## Record set
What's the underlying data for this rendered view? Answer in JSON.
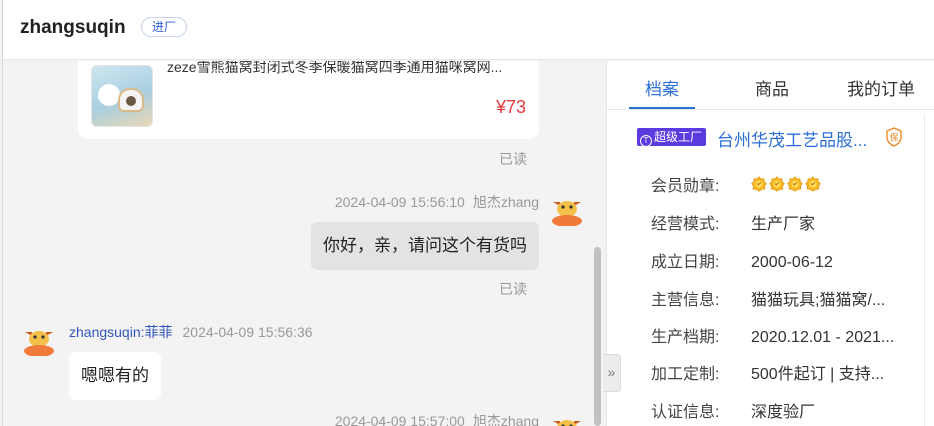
{
  "header": {
    "username": "zhangsuqin",
    "badge": "进厂"
  },
  "chat": {
    "product": {
      "title": "zeze雪熊猫窝封闭式冬季保暖猫窝四季通用猫咪窝网...",
      "price": "¥73"
    },
    "messages": [
      {
        "type": "read",
        "text": "已读"
      },
      {
        "type": "outgoing",
        "time": "2024-04-09 15:56:10",
        "sender": "旭杰zhang",
        "text": "你好，亲，请问这个有货吗",
        "status": "已读"
      },
      {
        "type": "incoming",
        "sender": "zhangsuqin:菲菲",
        "time": "2024-04-09 15:56:36",
        "text": "嗯嗯有的"
      },
      {
        "type": "outgoing",
        "time": "2024-04-09 15:57:00",
        "sender": "旭杰zhang"
      }
    ],
    "toggle_icon": "»"
  },
  "panel": {
    "tabs": [
      {
        "label": "档案",
        "active": true
      },
      {
        "label": "商品",
        "active": false
      },
      {
        "label": "我的订单",
        "active": false
      }
    ],
    "factory_tag": "超级工厂",
    "company": "台州华茂工艺品股...",
    "shield_icon": "保",
    "rows": [
      {
        "label": "会员勋章:",
        "value": ""
      },
      {
        "label": "经营模式:",
        "value": "生产厂家"
      },
      {
        "label": "成立日期:",
        "value": "2000-06-12"
      },
      {
        "label": "主营信息:",
        "value": "猫猫玩具;猫猫窝/..."
      },
      {
        "label": "生产档期:",
        "value": "2020.12.01 - 2021..."
      },
      {
        "label": "加工定制:",
        "value": "500件起订 | 支持..."
      },
      {
        "label": "认证信息:",
        "value": "深度验厂"
      }
    ],
    "medal_count": 4
  },
  "colors": {
    "accent": "#2d6fd6",
    "price": "#e4393c",
    "factory_tag": "#5b3ae0",
    "avatar": "#f07a3a"
  }
}
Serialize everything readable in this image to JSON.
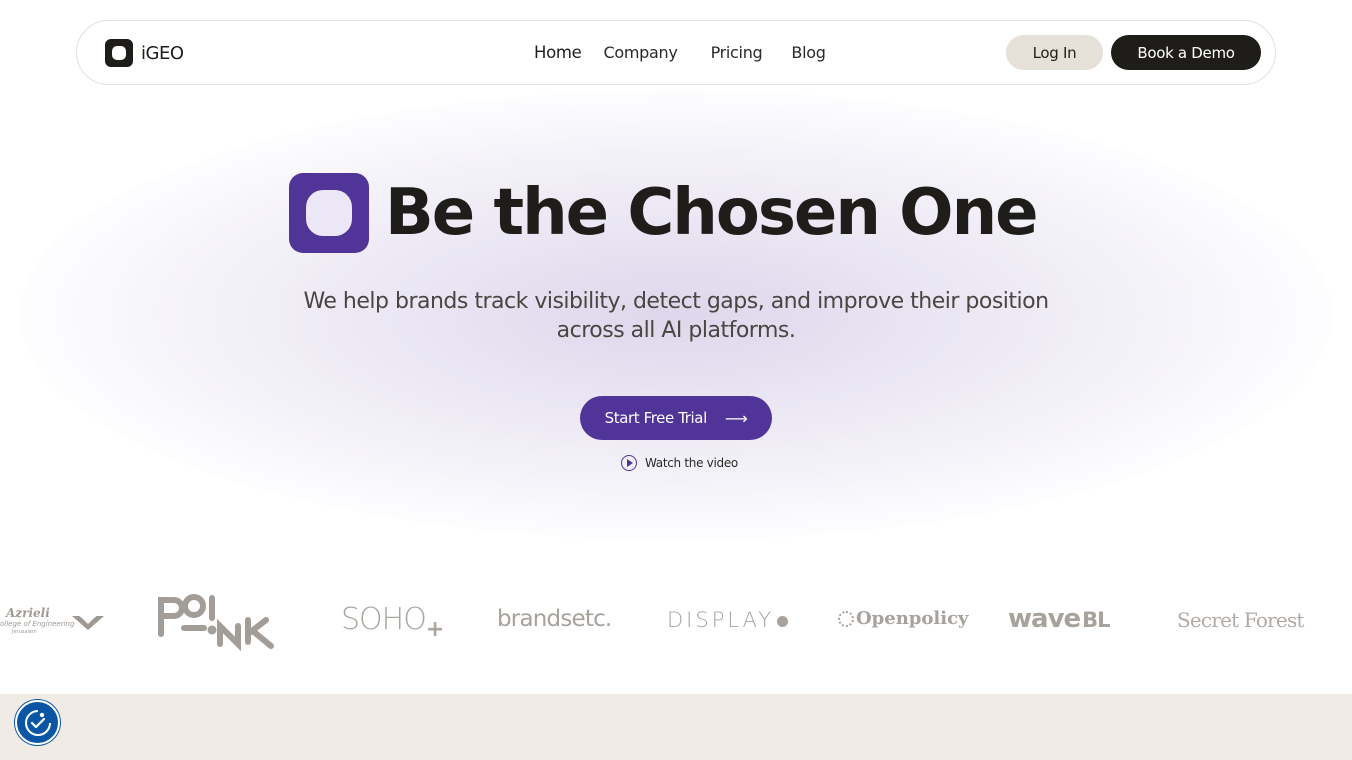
{
  "header": {
    "brand": "iGEO",
    "nav": [
      "Home",
      "Company",
      "Pricing",
      "Blog"
    ],
    "login_label": "Log In",
    "demo_label": "Book a Demo"
  },
  "hero": {
    "title": "Be the Chosen One",
    "subtitle": "We help brands track visibility, detect gaps, and improve their position across all AI platforms.",
    "cta_label": "Start Free Trial",
    "cta_arrow": "⟶",
    "watch_label": "Watch the video"
  },
  "logos": {
    "azrieli_name": "Azrieli",
    "azrieli_sub": "ollege of Engineering",
    "azrieli_sub2": "Jerusalem",
    "poink": "PO!NK",
    "soho": "SOHO",
    "soho_plus": "+",
    "brandsetc": "brandsetc.",
    "display": "DISPLAY",
    "openpolicy": "Openpolicy",
    "wave": "wave",
    "wave_bl": "BL",
    "secret_forest": "Secret Forest"
  },
  "colors": {
    "accent": "#503497",
    "dark": "#1f1d1a",
    "login_bg": "#e5e0d8",
    "band": "#f0ece5",
    "accessibility": "#0a56a5"
  },
  "icons": {
    "play": "play-circle-icon",
    "arrow": "arrow-right-icon",
    "accessibility": "accessibility-icon"
  }
}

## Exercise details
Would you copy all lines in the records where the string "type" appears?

## Output below
        "type": "read",
        "type": "outgoing",
        "type": "incoming",
        "type": "outgoing",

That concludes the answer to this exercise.